Gearing Up: To Rent or To Buy?

Ski Shop - Snowlink

Skiing can be a lifetime hobby. We've already spoken at length about how important it is to have equipment custom chosen and sized exactly for you. So when is it time to shell out the cash for a brand new setup of your own?

First, let's ask some basic questions:

How often will you use it?

Is it possible the equipment will be outgrown, either by a child or by a person's progress in the snow?

Are you willing to pay for the right equipment for you?
 

Brand New!

Once you decide you want your very own equipment, be prepared for the price. A ski setup can cost from $500 up to the thousands. While we don't expect money to not be a factor, remember how important fit and function are before you just go for the best-priced package deal at the ski shop. That being said, most retail shops will offer ski/boot/bindings/poles packages for a variety of skill levels. It's a good place to start.

The Lease

A great option for beginners, children and those not yet committed to the purchase is an equipment lease. Often you'll end up with new equipment, and the best thing about it is that you will be able to grow accustomed to it throughout the season and focus on your progress and fun instead of adjusting a new rental setup every time. Often, shops will allow a buy-out of your lease at the end of the season if you've grown attached to it.

Daily or Weekly Rental

The least committal way to access equipment is to rent by the day or week. This is the way to go for someone who hasn't already committed to a season, those who don't ski frequently, or those just not quite sure they're going to like it! Though it's the most expensive option per day, it's still less than buying new equipment, using it once and watching it collect dust the rest of the season. Some shops will even apply the rental cost to the cost of a purchase if you decide you're hooked!

Borrowing

If you're borrowing equipment from a friend, that means a) they really like you and b)you scored some free gear for the day! Remember, chances are, even if your friend knows a lot about equipment, that your shape, size and skill levels don't match. If your friend knows enough to adjust it for you, that's great. Otherwise, take it to a shop and have them tweak it for you before you step or strap in.

Garage Sale, EBay and Craigslist

While it's tempting to pick up a pair of skis or a helmet for $30 at a garage sale, this is the riskiest equipment to purchase since you don't know the history, prior damage or sometimes even the age and technology of the gear. If you want to go this route, be sure to have it checked out, tuned and adjusted before you take it for a spin.

If purchasing from eBay, craigslist or another used equipment location, make sure to get as much information as you can and check it out before you commit if possible. Be willing to resell or return if it isn’t the right size.

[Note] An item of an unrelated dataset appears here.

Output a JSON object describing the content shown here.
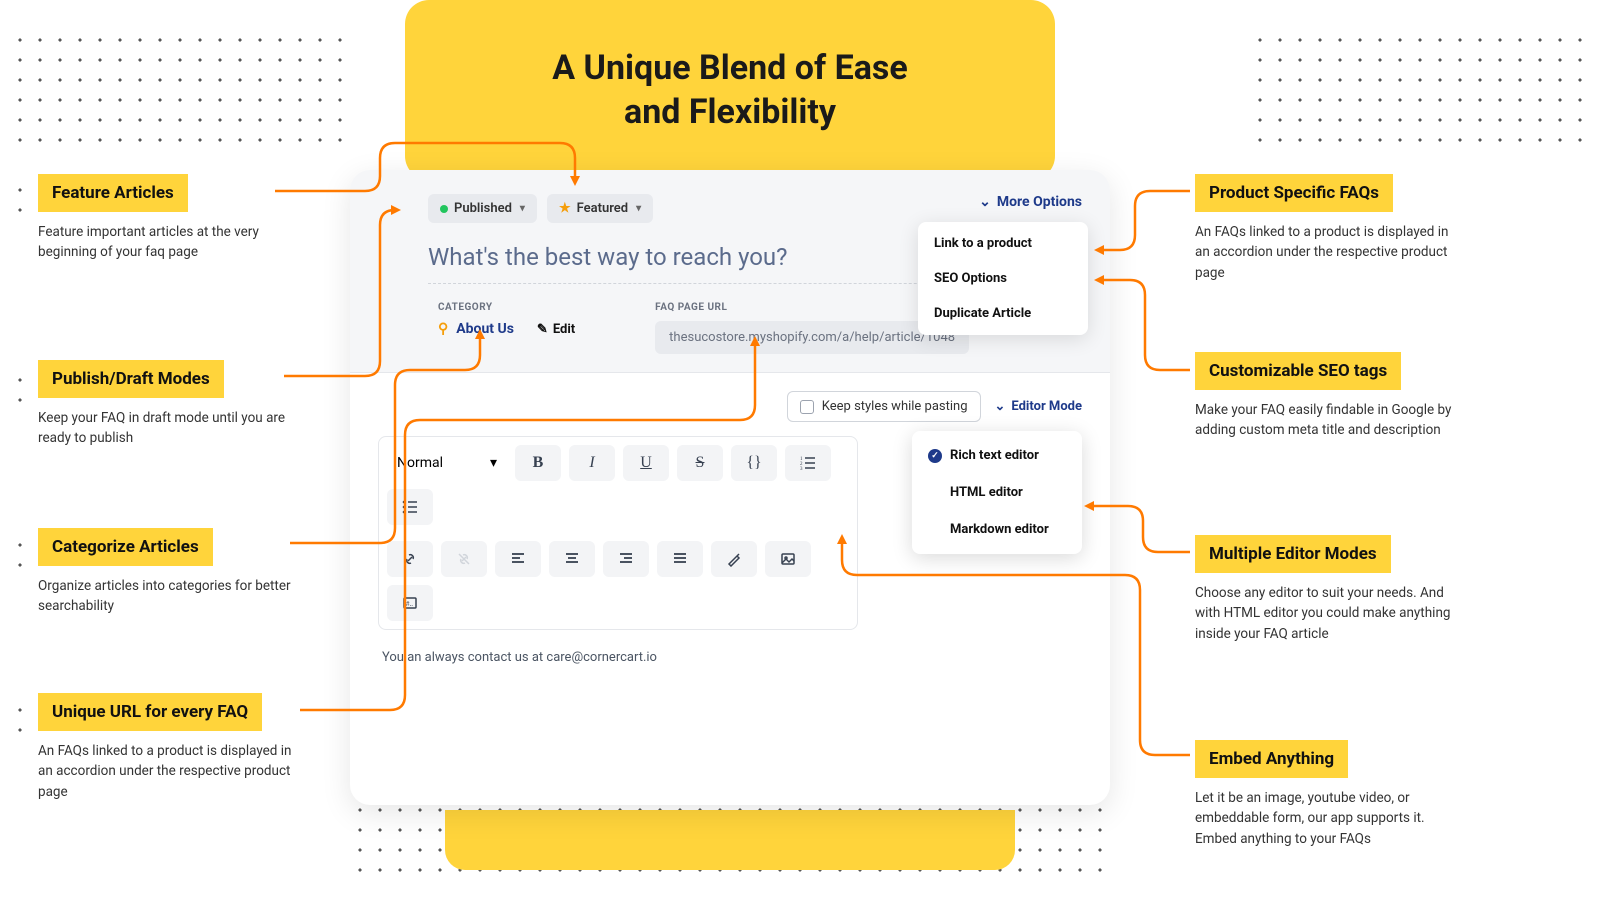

Ultimately, you want to feel comfortable, happy and safe with your gear.

Understanding these options before you make the decision to rent, borrow or buy is crucial to your satisfaction and enjoyment. Now get out there and have fun!

Content courtesy of SnowSports Industries America | SIA and Snowlink.com